  1. Mark,

    I generally agree with your reaction, except on two fairly central points.

    Sustainability definition - I think a degree of localism is good because, as you say, the factors determining the sustainability of local businesses, community amenities, etc. may vary. But there absolutely have to be some red lines - we only have one planet with limited natural resources and ecosystems, and we are getting better every year at working out how to apply that to planning policy. It needs to spell out that sustainable means living within one planet, and it should require an assessment of how development might contribute to reductions in CO2 emissions, ecological footprint, water footprint, etc. Without metrics it's all too easy to greenwash.

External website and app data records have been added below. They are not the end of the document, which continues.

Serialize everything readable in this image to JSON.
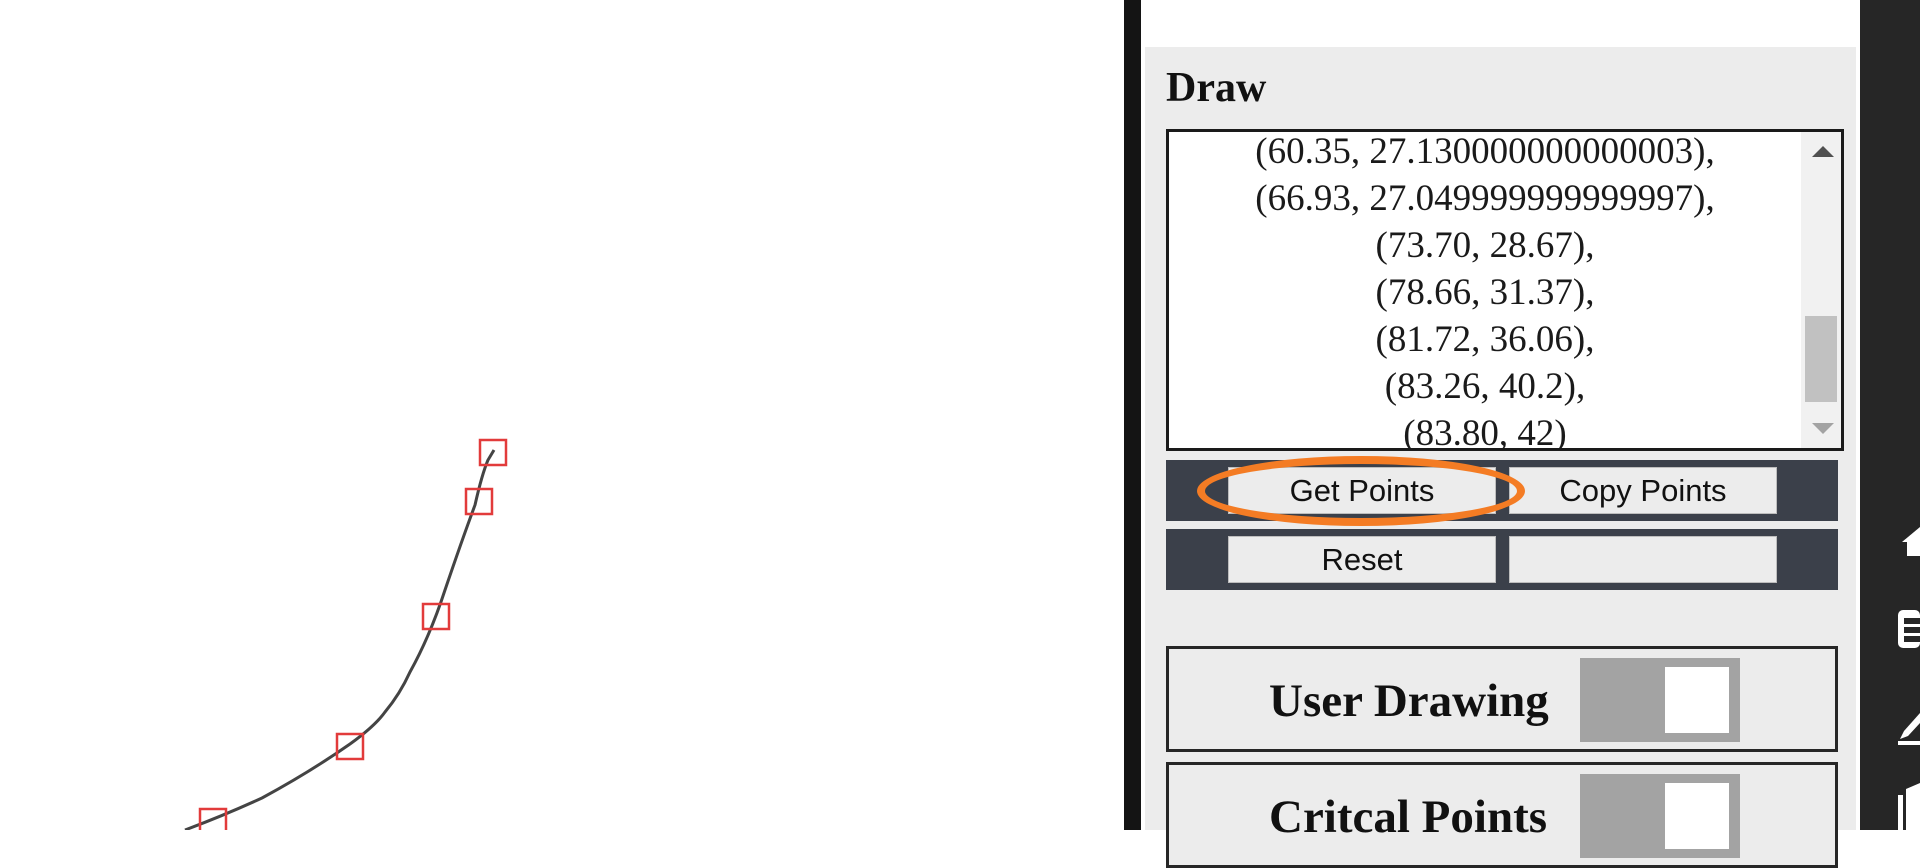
{
  "panel": {
    "title": "Draw",
    "points": [
      "(60.35, 27.130000000000003),",
      "(66.93, 27.049999999999997),",
      "(73.70, 28.67),",
      "(78.66, 31.37),",
      "(81.72, 36.06),",
      "(83.26, 40.2),",
      "(83.80, 42)"
    ],
    "buttons": {
      "get_points": "Get Points",
      "copy_points": "Copy Points",
      "reset": "Reset",
      "blank": ""
    },
    "toggles": {
      "user_drawing": "User Drawing",
      "critical_points": "Critcal Points"
    }
  },
  "colors": {
    "highlight": "#f47c24",
    "marker": "#e23b3b",
    "curve": "#444444",
    "button_bar": "#3b404a"
  },
  "sidebar_icons": [
    "home-icon",
    "list-icon",
    "pencil-icon",
    "book-icon"
  ]
}
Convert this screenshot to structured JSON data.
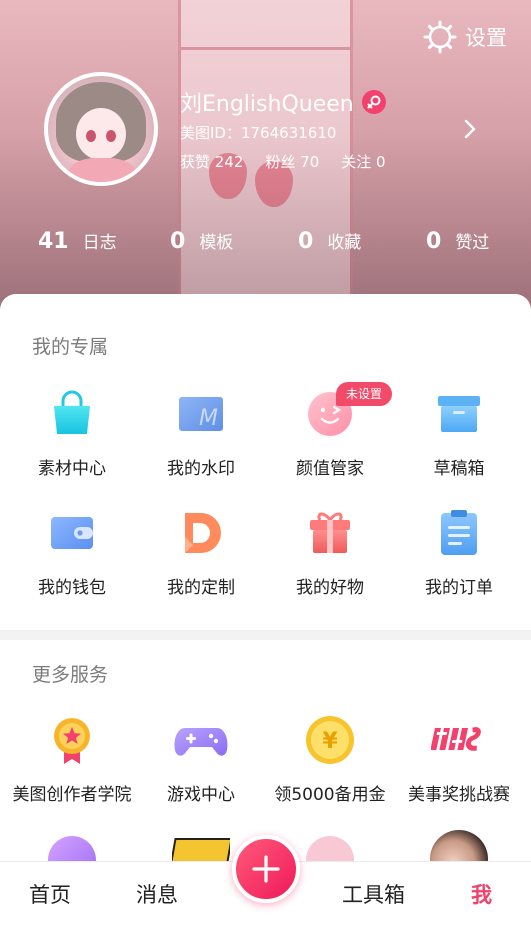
{
  "header": {
    "settings_label": "设置",
    "username": "刘EnglishQueen",
    "meitu_id": "美图ID：1764631610",
    "likes": "获赞 242",
    "fans": "粉丝 70",
    "following": "关注 0",
    "counts": [
      {
        "num": "41",
        "label": "日志"
      },
      {
        "num": "0",
        "label": "模板"
      },
      {
        "num": "0",
        "label": "收藏"
      },
      {
        "num": "0",
        "label": "赞过"
      }
    ]
  },
  "exclusive": {
    "title": "我的专属",
    "items": [
      {
        "label": "素材中心",
        "icon": "shopping-bag-icon"
      },
      {
        "label": "我的水印",
        "icon": "watermark-icon"
      },
      {
        "label": "颜值管家",
        "icon": "smiley-face-icon"
      },
      {
        "label": "草稿箱",
        "icon": "draft-box-icon"
      },
      {
        "label": "我的钱包",
        "icon": "wallet-icon"
      },
      {
        "label": "我的定制",
        "icon": "custom-d-icon"
      },
      {
        "label": "我的好物",
        "icon": "gift-icon"
      },
      {
        "label": "我的订单",
        "icon": "clipboard-icon"
      }
    ],
    "unset_badge": "未设置"
  },
  "services": {
    "title": "更多服务",
    "items": [
      {
        "label": "美图创作者学院",
        "icon": "medal-icon"
      },
      {
        "label": "游戏中心",
        "icon": "gamepad-icon"
      },
      {
        "label": "领5000备用金",
        "icon": "yuan-coin-icon"
      },
      {
        "label": "美事奖挑战赛",
        "icon": "challenge-logo-icon"
      }
    ]
  },
  "bottom_nav": {
    "home": "首页",
    "messages": "消息",
    "toolbox": "工具箱",
    "me": "我"
  },
  "colors": {
    "accent": "#f2416c",
    "panel_bg": "#ffffff",
    "section_title": "#7c7c7c"
  }
}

Imagine building regs just saying "make sure the building is sustainable"! Unless the NPPF clearly requires, for example, every council to reduce car journeys, meet aspirations in the CSH that aren't to be merged into building regs, and protect land used for growing food, then it leaves councils who don't really understand sustainability (which is sadly the majority) to permit a great deal of unsustainable development.

    Don't you think you're being a little naieve about the likelihood of a council using the "sustainable development" term so successfully against supermarkets? They throw huge wads of money at overcoming appeals, and I would think they'd have an easy time arguing their new superstore is sustainable and more importantly will contribute to local economic growth (even though on both counts I would argue they are wrong).

    Brownfield land - if Cambridge has used all of its available brownfield then its greenfield spree is in line with "brownfield first". I think you need a big more evidence to back up the charge about flats, it's often bandied around but they are often quite successful schemes and there are other factors to consider such as high land values and poor planning controls on room size/density. Brownfield first has been a huge success in terms of preventing suburban sprawl and promoting the revitalisation of urban areas. I most like the Campaign Against Urban Sprawl's modified brownfield first policy, allowing for example for the fact that brownfield land is often more biodiverse than greenfield.

  2. Tom,

    Thanks for your comments.

    A) Using sustainability as a tool to say no or to re design isn't perfect, but it's not in the toolbox now, so it has to represent an improvement.

    B) My point about brownfield isn't that it always results in cramped, gardenless flats, but that the very logic behind "brownfield first" is flawed. Widely accepted - yes, but illogical. The best place to build new is where ever that happens to be and is not related to what has gone on there before.

  3. Excellent. I agree with your word

  4. Hi Mark,

    a colleague pointed me to your earlier posting on multifoils:


    I'm wondering if you would be doing the community a service by updating it to reflect the nature of the dirty game that Kingspan
    are playing to discredit multifoils, as you don't provide this balance in your criticism. The Ashurst letter is only one of many summaries available on the court findings against Kingspan and you could choose another if you prefer. It's unfortunate that the court results were published after you posted your criticism.


    I understand the court finding doesn't resolve the technical issues over comparing the products, but it does provide better balance as to who might eventually turn out to be the good and the just. Even though your posting is 4 years old, it's still influencing people with out-of-date info !

    I'm sure you don't wish to be erroneously deflecting house builders from using an effective and legally acceptable alternative to PUR.

    George Robinson
    Advance Heating.